b. (in poker) the pot.
[1815–25; kit1 + -y2]
ThesaurusAntonymsRelated WordsSynonymsLegend:
Noun1.kitty - the combined stakes of the betters
bet, stakes, wager, stake - the money risked on a gamble
2.kitty - the cumulative amount involved in a game (such as poker)kitty - the cumulative amount involved in a game (such as poker)
poker game, poker - any of various card games in which players bet that they hold the highest-ranking hand
bet, stakes, wager, stake - the money risked on a gamble
3.kitty - young domestic catkitty - young domestic cat      
young mammal - any immature mammal
4.kitty - informal terms referring to a domestic cat
domestic cat, Felis catus, Felis domesticus, house cat - any domesticated member of the genus Felis
Translations
fælles kassekattekilling
kiisu
cica
sjóîur
仔猫子猫小猫
bendra kasa
kopējā kase
katjekattenjong
kotek
spoločná krása
kisse
belli bir şey için ayrılmış parakasa

kitty

[ˈkɪtɪ] N
1. (= funds) → fondo m común (Cards) → bote m, puesta f
how much have we got in the kitty?¿cuánto tenemos en el bote?
2. (= name for cat) → minino m

kitty

[ˈkɪti] n (= money) → cagnotte fKitty Litter® n (US)litière f pour chats

kitty

n
(= shared money)(gemeinsame) Kasse; (Cards etc) → (Spiel)kasse f; we’ll have a kitty for the drinkswir legen für die Getränke zusammen; there’s nothing left in the kittydie Kasse ist leer; the total prize kitty is now £9 millionin der Gewinnkasse sind jetzt neun Millionen Pfund
(inf: = cat) → Mieze f

kitty

[ˈkɪtɪ] n
a. (funds) → cassa comune (Cards) → posta
b. (fam) (cat) → micio/a, micino/a

kitty

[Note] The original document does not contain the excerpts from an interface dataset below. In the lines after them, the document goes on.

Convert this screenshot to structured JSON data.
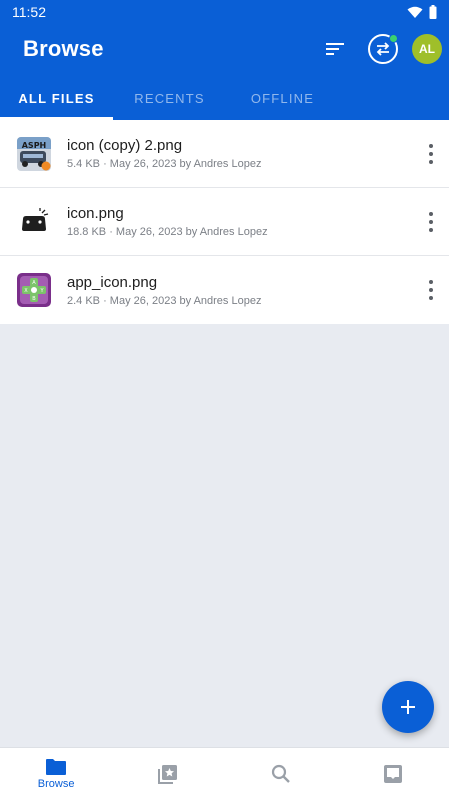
{
  "status_bar": {
    "time": "11:52"
  },
  "header": {
    "title": "Browse",
    "avatar_initials": "AL"
  },
  "tabs": [
    {
      "label": "ALL FILES",
      "active": true
    },
    {
      "label": "RECENTS",
      "active": false
    },
    {
      "label": "OFFLINE",
      "active": false
    }
  ],
  "files": [
    {
      "name": "icon (copy) 2.png",
      "meta": "5.4 KB · May 26, 2023 by Andres Lopez"
    },
    {
      "name": "icon.png",
      "meta": "18.8 KB · May 26, 2023 by Andres Lopez"
    },
    {
      "name": "app_icon.png",
      "meta": "2.4 KB · May 26, 2023 by Andres Lopez"
    }
  ],
  "bottom_nav": [
    {
      "label": "Browse",
      "icon": "folder-icon",
      "active": true
    },
    {
      "icon": "starred-photos-icon"
    },
    {
      "icon": "search-icon"
    },
    {
      "icon": "inbox-icon"
    }
  ],
  "colors": {
    "primary": "#0a5fd6",
    "background": "#e8ebf1",
    "avatar": "#9fbf2a"
  }
}
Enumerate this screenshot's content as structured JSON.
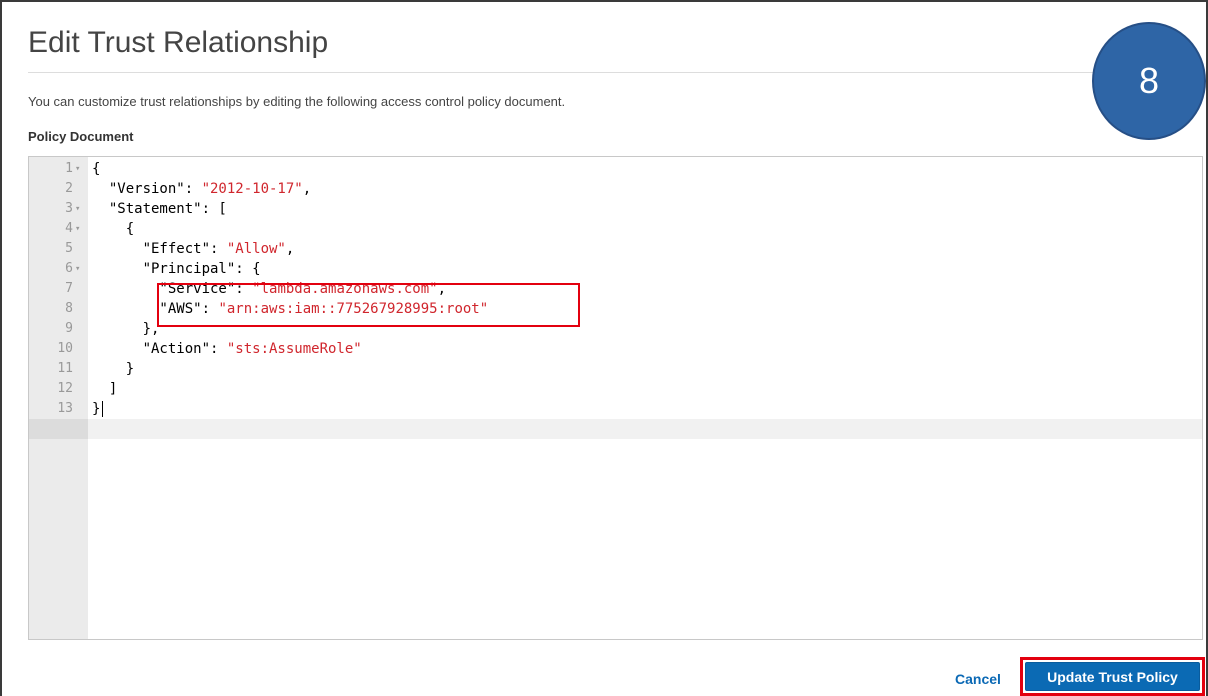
{
  "dialog": {
    "title": "Edit Trust Relationship",
    "description": "You can customize trust relationships by editing the following access control policy document.",
    "section_label": "Policy Document"
  },
  "editor": {
    "lines": [
      {
        "n": "1",
        "fold": "▾",
        "key": "{",
        "val": "",
        "tail": ""
      },
      {
        "n": "2",
        "fold": "",
        "key": "  \"Version\": ",
        "val": "\"2012-10-17\"",
        "tail": ","
      },
      {
        "n": "3",
        "fold": "▾",
        "key": "  \"Statement\": [",
        "val": "",
        "tail": ""
      },
      {
        "n": "4",
        "fold": "▾",
        "key": "    {",
        "val": "",
        "tail": ""
      },
      {
        "n": "5",
        "fold": "",
        "key": "      \"Effect\": ",
        "val": "\"Allow\"",
        "tail": ","
      },
      {
        "n": "6",
        "fold": "▾",
        "key": "      \"Principal\": {",
        "val": "",
        "tail": ""
      },
      {
        "n": "7",
        "fold": "",
        "key": "        \"Service\": ",
        "val": "\"lambda.amazonaws.com\"",
        "tail": ","
      },
      {
        "n": "8",
        "fold": "",
        "key": "        \"AWS\": ",
        "val": "\"arn:aws:iam::775267928995:root\"",
        "tail": ""
      },
      {
        "n": "9",
        "fold": "",
        "key": "      },",
        "val": "",
        "tail": ""
      },
      {
        "n": "10",
        "fold": "",
        "key": "      \"Action\": ",
        "val": "\"sts:AssumeRole\"",
        "tail": ""
      },
      {
        "n": "11",
        "fold": "",
        "key": "    }",
        "val": "",
        "tail": ""
      },
      {
        "n": "12",
        "fold": "",
        "key": "  ]",
        "val": "",
        "tail": ""
      },
      {
        "n": "13",
        "fold": "",
        "key": "}",
        "val": "",
        "tail": ""
      }
    ]
  },
  "step_badge": "8",
  "footer": {
    "cancel_label": "Cancel",
    "update_label": "Update Trust Policy"
  },
  "colors": {
    "accent": "#0b6ab4",
    "string": "#d0262d",
    "highlight": "#e3000f",
    "badge": "#2e65a6"
  }
}
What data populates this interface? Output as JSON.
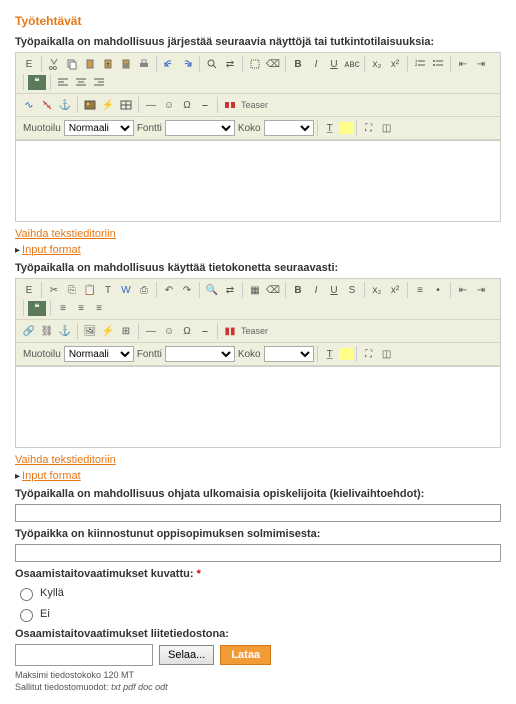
{
  "section_title": "Työtehtävät",
  "editor1": {
    "label": "Työpaikalla on mahdollisuus järjestää seuraavia näyttöjä tai tutkintotilaisuuksia:",
    "switch_link": "Vaihda tekstieditoriin",
    "format_link": "Input format"
  },
  "editor2": {
    "label": "Työpaikalla on mahdollisuus käyttää tietokonetta seuraavasti:",
    "switch_link": "Vaihda tekstieditoriin",
    "format_link": "Input format"
  },
  "field_foreign": {
    "label": "Työpaikalla on mahdollisuus ohjata ulkomaisia opiskelijoita (kielivaihtoehdot):",
    "value": ""
  },
  "field_contract": {
    "label": "Työpaikka on kiinnostunut oppisopimuksen solmimisesta:",
    "value": ""
  },
  "req_desc": {
    "label": "Osaamistaitovaatimukset kuvattu:"
  },
  "radio_yes": "Kyllä",
  "radio_no": "Ei",
  "attach": {
    "label": "Osaamistaitovaatimukset liitetiedostona:",
    "browse": "Selaa...",
    "upload": "Lataa",
    "hint1": "Maksimi tiedostokoko 120 MT",
    "hint2": "Sallitut tiedostomuodot: txt pdf doc odt"
  },
  "tb": {
    "format": "Muotoilu",
    "format_val": "Normaali",
    "font": "Fontti",
    "size": "Koko",
    "teaser": "Teaser"
  }
}
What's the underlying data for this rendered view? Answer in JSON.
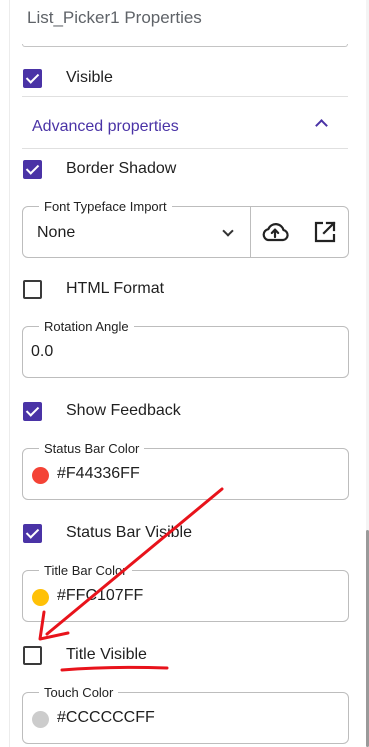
{
  "panel": {
    "title": "List_Picker1 Properties"
  },
  "visible": {
    "label": "Visible",
    "checked": true
  },
  "advanced": {
    "label": "Advanced properties"
  },
  "border_shadow": {
    "label": "Border Shadow",
    "checked": true
  },
  "font_typeface": {
    "legend": "Font Typeface Import",
    "value": "None"
  },
  "html_format": {
    "label": "HTML Format",
    "checked": false
  },
  "rotation": {
    "legend": "Rotation Angle",
    "value": "0.0"
  },
  "show_feedback": {
    "label": "Show Feedback",
    "checked": true
  },
  "status_bar_color": {
    "legend": "Status Bar Color",
    "value": "#F44336FF",
    "swatch": "#F44336"
  },
  "status_bar_visible": {
    "label": "Status Bar Visible",
    "checked": true
  },
  "title_bar_color": {
    "legend": "Title Bar Color",
    "value": "#FFC107FF",
    "swatch": "#FFC107"
  },
  "title_visible": {
    "label": "Title Visible",
    "checked": false
  },
  "touch_color": {
    "legend": "Touch Color",
    "value": "#CCCCCCFF",
    "swatch": "#CCCCCC"
  },
  "colors": {
    "accent": "#4A33A6",
    "annotation": "#E8131B"
  }
}
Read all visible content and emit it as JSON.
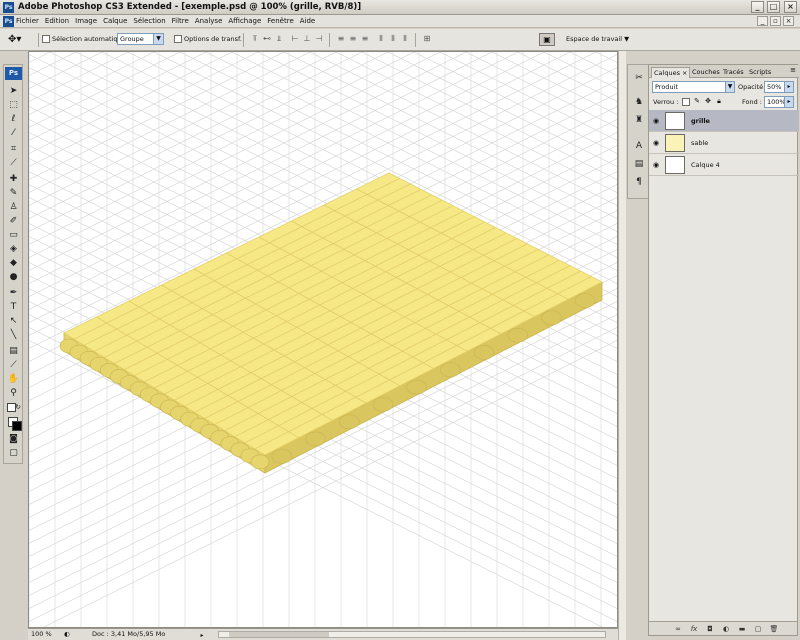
{
  "window": {
    "title": "Adobe Photoshop CS3 Extended - [exemple.psd @ 100% (grille, RVB/8)]",
    "app_icon_label": "Ps",
    "controls": [
      "minimize",
      "maximize",
      "close"
    ]
  },
  "menu": {
    "items": [
      "Fichier",
      "Edition",
      "Image",
      "Calque",
      "Sélection",
      "Filtre",
      "Analyse",
      "Affichage",
      "Fenêtre",
      "Aide"
    ]
  },
  "options": {
    "auto_select_label": "Sélection automatique :",
    "auto_select_value": "Groupe",
    "transform_label": "Options de transf.",
    "workspace_label": "Espace de travail ▼"
  },
  "toolbox": {
    "logo": "Ps",
    "tools": [
      "move-tool",
      "marquee-tool",
      "lasso-tool",
      "magic-wand-tool",
      "crop-tool",
      "eyedropper-tool",
      "healing-brush-tool",
      "brush-tool",
      "clone-stamp-tool",
      "history-brush-tool",
      "eraser-tool",
      "paint-bucket-tool",
      "blur-tool",
      "dodge-tool",
      "pen-tool",
      "type-tool",
      "path-selection-tool",
      "line-tool",
      "notes-tool",
      "eyedropper-tool-2",
      "hand-tool",
      "zoom-tool"
    ]
  },
  "layers_panel": {
    "tabs": [
      "Calques ×",
      "Couches",
      "Tracés",
      "Scripts"
    ],
    "blend_mode": "Produit",
    "opacity_label": "Opacité :",
    "opacity_value": "50%",
    "lock_label": "Verrou :",
    "fill_label": "Fond :",
    "fill_value": "100%",
    "layers": [
      {
        "name": "grille",
        "selected": true
      },
      {
        "name": "sable",
        "selected": false
      },
      {
        "name": "Calque 4",
        "selected": false
      }
    ]
  },
  "status": {
    "zoom": "100 %",
    "doc_info": "Doc : 3,41 Mo/5,95 Mo"
  },
  "colors": {
    "sand": "#f7e886",
    "sand_side": "#e6d46c",
    "grid_line": "#d7d7d7",
    "selected_layer": "#b6b9c4"
  }
}
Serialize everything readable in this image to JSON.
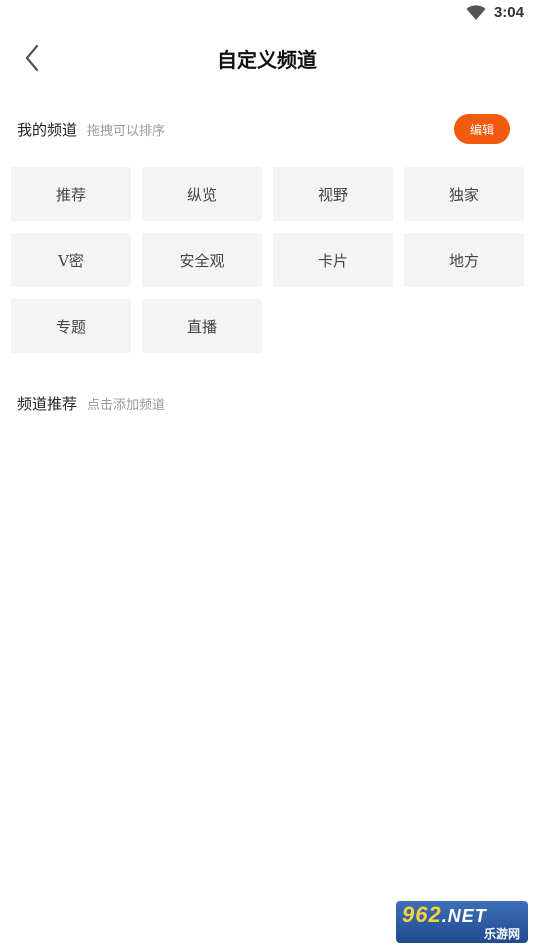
{
  "status_bar": {
    "time": "3:04",
    "wifi_icon": "wifi-icon"
  },
  "header": {
    "back_icon": "chevron-left-icon",
    "title": "自定义频道"
  },
  "my_channels": {
    "title": "我的频道",
    "hint": "拖拽可以排序",
    "edit_label": "编辑",
    "edit_color": "#f15a0f",
    "items": [
      {
        "label": "推荐"
      },
      {
        "label": "纵览"
      },
      {
        "label": "视野"
      },
      {
        "label": "独家"
      },
      {
        "label": "V密"
      },
      {
        "label": "安全观"
      },
      {
        "label": "卡片"
      },
      {
        "label": "地方"
      },
      {
        "label": "专题"
      },
      {
        "label": "直播"
      }
    ]
  },
  "recommended_channels": {
    "title": "频道推荐",
    "hint": "点击添加频道",
    "items": []
  },
  "watermark": {
    "brand": "962",
    "suffix": ".NET",
    "subtitle": "乐游网"
  }
}
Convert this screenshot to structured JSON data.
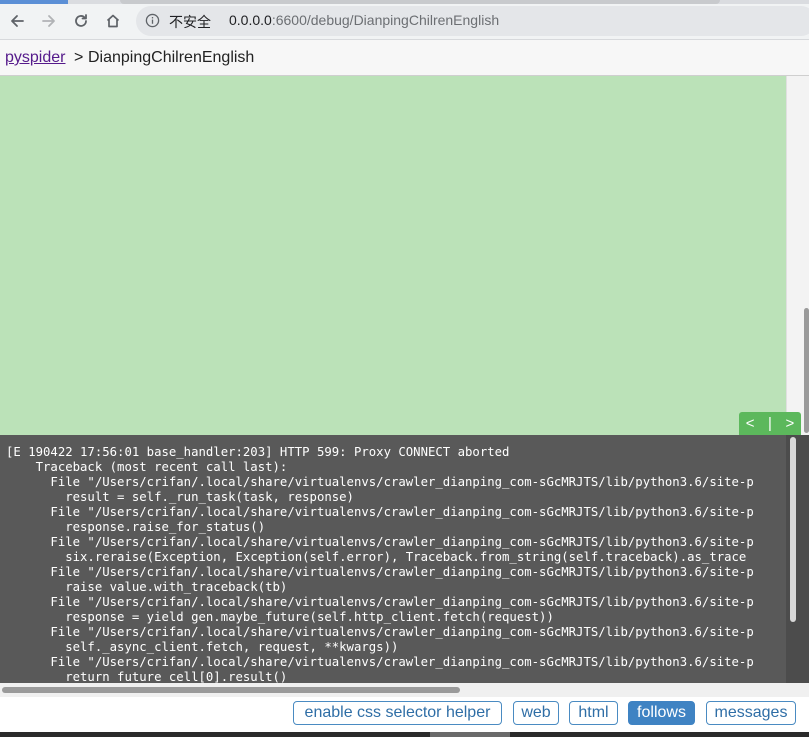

(ˈkiti) plural ˈkitties noun
(a container holding) a sum of money kept for a particular purpose, to which members of a group jointly contribute. The three friends shared a flat and kept a kitty for buying food.
References in classic literature ?
One day, when he arrived with his head in the air, and as light at heart as a man who awaits a shower of gold, he found the SOUBRETTE under the gateway of the hotel; but this time the pretty Kitty was not contented with touching him as he passed, she took him gently by the hand.
And Kitty, who had not let go the hand of D'Artagnan, led him up a little dark, winding staircase, and after ascending about fifteen steps, opened a door.
The little apartment was charming for its taste and neatness; but in spite of himself, his eyes were directed to that door which Kitty said led to Milady's chamber.
Because, monsieur," replied Kitty, "my mistress loves you not at all.
As quick as thought, he tore open the letter, in spite of the cry which Kitty uttered on seeing what he was going to do, or rather, what he was doing.
Poor dear Monsieur D'Artagnan," said Kitty, in a voice full of compassion, and pressing anew the young man's hand.
He had both prepared for the university with the young Prince Shtcherbatsky, the brother of Kitty and Dolly, and had entered at the same time with him.
Kitty was still a child when Levin left the university.
But Levin was in love, and so it seemed to him that Kitty was so perfect in every respect that she was a creature far above everything earthly; and that he was a creature so low and so earthly that it could not even be conceived that other people and she herself could regard him as worthy of her.
After spending two months in Moscow in a state of enchantment, seeing Kitty almost every day in society, into which he went so as to meet her, he abruptly decided that it could not be, and went back to the country.
Levin's conviction that it could not be was founded on the idea that in the eyes of her family he was a disadvantageous and worthless match for the charming Kitty, and that Kitty herself could not love him.
The mysterious, enchanting Kitty herself could not love such an ugly person as he conceived himself to be, and, above all, such an ordinary, in no way striking person.